One of the most jarring things for a new (or seasoned) parent is to see their baby coughing, gagging, or appearing to choke — especially because coughs can sound really intense coming out of such a little being. If you see your child choking on mucus it’s undoubtedly scary, but keep in mind that, normally, coughing is the body’s way of getting rid of something.
Your newborn may actually be born slightly stuffed up because of excess amniotic fluid in their nose or mouth (this may cause them to sneeze or cough a bit), or they may have mucus because they’re sick. Here, Romper spoke with two pediatricians and a family physician about why your baby appears to be choking on mucus, what might be going on and what you can do about it.

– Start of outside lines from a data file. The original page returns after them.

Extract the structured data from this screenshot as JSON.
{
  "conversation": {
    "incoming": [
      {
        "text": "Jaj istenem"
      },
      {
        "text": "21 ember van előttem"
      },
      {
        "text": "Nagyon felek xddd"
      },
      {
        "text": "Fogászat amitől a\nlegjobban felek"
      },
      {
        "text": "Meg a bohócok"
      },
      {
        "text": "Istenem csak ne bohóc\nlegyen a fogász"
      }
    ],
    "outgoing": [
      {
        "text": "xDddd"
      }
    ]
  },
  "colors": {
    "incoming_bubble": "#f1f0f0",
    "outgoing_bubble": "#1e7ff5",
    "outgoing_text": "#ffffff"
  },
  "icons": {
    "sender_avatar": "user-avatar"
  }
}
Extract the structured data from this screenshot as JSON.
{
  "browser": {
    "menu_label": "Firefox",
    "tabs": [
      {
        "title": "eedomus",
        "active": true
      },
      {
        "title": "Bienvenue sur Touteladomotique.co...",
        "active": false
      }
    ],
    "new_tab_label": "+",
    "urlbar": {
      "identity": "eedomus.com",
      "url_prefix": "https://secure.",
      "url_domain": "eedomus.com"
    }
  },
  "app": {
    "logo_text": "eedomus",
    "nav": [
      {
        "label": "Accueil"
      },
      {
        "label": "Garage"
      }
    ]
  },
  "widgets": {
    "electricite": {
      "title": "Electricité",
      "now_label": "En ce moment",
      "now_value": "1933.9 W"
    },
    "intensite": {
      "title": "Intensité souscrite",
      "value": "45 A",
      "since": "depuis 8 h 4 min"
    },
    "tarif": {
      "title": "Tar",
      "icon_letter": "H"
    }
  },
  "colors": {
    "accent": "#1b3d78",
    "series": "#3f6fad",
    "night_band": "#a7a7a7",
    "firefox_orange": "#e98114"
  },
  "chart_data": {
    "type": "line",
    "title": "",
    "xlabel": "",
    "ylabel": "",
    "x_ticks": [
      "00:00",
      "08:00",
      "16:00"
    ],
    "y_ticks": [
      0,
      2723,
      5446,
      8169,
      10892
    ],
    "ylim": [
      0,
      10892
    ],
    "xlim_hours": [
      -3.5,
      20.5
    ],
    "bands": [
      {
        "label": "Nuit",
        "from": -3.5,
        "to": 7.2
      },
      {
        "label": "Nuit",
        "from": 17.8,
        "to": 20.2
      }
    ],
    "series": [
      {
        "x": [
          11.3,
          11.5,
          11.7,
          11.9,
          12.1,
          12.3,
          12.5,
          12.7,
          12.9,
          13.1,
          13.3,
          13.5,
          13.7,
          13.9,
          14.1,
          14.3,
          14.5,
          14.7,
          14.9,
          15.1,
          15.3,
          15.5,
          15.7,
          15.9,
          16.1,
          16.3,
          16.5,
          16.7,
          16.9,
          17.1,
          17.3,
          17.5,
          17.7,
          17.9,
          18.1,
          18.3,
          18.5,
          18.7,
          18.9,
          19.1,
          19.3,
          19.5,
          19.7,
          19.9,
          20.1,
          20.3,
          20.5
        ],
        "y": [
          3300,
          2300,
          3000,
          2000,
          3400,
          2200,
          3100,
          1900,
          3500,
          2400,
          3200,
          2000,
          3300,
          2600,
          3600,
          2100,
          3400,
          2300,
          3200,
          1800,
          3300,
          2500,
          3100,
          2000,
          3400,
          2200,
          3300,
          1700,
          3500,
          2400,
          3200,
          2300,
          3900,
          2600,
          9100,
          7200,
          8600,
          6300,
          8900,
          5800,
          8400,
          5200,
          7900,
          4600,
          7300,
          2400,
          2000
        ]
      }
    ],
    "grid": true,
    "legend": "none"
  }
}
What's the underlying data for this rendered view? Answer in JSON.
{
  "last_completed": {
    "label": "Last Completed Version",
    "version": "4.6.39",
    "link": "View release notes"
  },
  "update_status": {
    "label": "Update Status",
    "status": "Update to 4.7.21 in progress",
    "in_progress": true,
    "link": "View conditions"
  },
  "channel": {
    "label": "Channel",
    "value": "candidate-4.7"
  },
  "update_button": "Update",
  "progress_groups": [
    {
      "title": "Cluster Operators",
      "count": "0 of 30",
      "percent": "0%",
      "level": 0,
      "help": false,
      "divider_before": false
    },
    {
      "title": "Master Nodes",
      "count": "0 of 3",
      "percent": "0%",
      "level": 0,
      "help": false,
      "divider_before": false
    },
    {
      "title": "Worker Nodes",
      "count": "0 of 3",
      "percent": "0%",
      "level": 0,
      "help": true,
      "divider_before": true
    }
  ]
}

Why does my baby choke on mucus?
Some babies are born stuffy or with mucus in their throat and may cough in the first weeks and months after delivery. “Babies can be stuffy after delivery, especially those babies born via cesarean,” says Miami-based pediatrician, Dr. Mona Amin. “This is because they didn’t have the pressure of the vaginal canal to squeeze out fluid during labor. Having a mucusy baby is normal. Babies can gag on mucus or cough it up. If mucus is very thick, there is a small chance of choking, although this is very rare.”
A baby may also choke on mucus at night if they are sick (it can be harder to clear when laying down); excess mucus in baby’s throat can trigger their gag reflex. “They may appear to choke if there are excess secretions in the mouth,” says Dr. Sarah Schaffer DeRoo, a pediatrician at Children’s National. “Sometimes babies even spit up or vomit after coughing due to excess mucus to clear the mouth and nose.”
What to do when baby is choking on mucus
First, if you believe your baby is truly choking — i.e. not making a sound — call 911 immediately and begin infant CPR.
No parent wants to hear their baby coughing, gagging and sounding like they’re struggling to breath; In fact, it’s terrifying. While usually coughing means your baby is working to expel the mucus on their own, there are times when you will want to step in.
“If a baby appears to have too much mucus, you can gently suction the nose and mouth to help clear the excess secretions,” Schaffer says.
Suctioning your baby’s nose when they bothered by the congestion — for example if you can tell they’re not sleeping or eating because of it — is always an option. “If it’s bothering them, you can put some saline in and then suck out the mucus. If you are concerned, always feel free to check in with your pediatrician,” she says. If baby has excess mucus, try running a cool mist humidifier in their room at night, and keeping them well-hydrated with breast milk or formula. Water should only be given if baby is six months or older.
Is a baby gagging or choking on mucus a cause for concern?
If you hear your baby coughing, even if it sounds loud and intense, it’s likely a good sign — loud, audible coughing means they’re not choking.
“Infants and toddlers may cough on saliva if they are drooling excessively (for example, during teething), or from reflux from their stomach. They may also [cough] on secretions from the back of their nose (post-nasal drip) during an illness or with allergies,” Dr. Alexa Malchuk, a family physician at One Medical tells Romper. “Sometimes this coughing is described as ‘choking.’ Typically, it resolves on its own without any danger. In fact, a coughing sound means air is passing through the airway.”
True situations of choking will cut off the airway and a child or baby who is choking will make no sounds at all, may appear terrified, and the skin may change color, Malchuk adds. “True choking is dangerous and requires emergent medical attention. If you're concerned about frequent coughing, talk to your family physician.”
Although choking on mucus is extremely rare, it’s important that caregivers be prepared. New parents can and should take a CPR course to help ease worries. The best thing you can do when your baby seems to be choking or coughing up mucus is keep a suction bulb around when you need it, and try to take a deep breath and remember that baby coughs can sound extreme, but it’s their little body’s way of clearing out excess mucus and fluid naturally.
Dr. Alexa Malchuk, M.D., family physician
Dr. Sarah Schaffer, M.D., pediatrician at Children’s National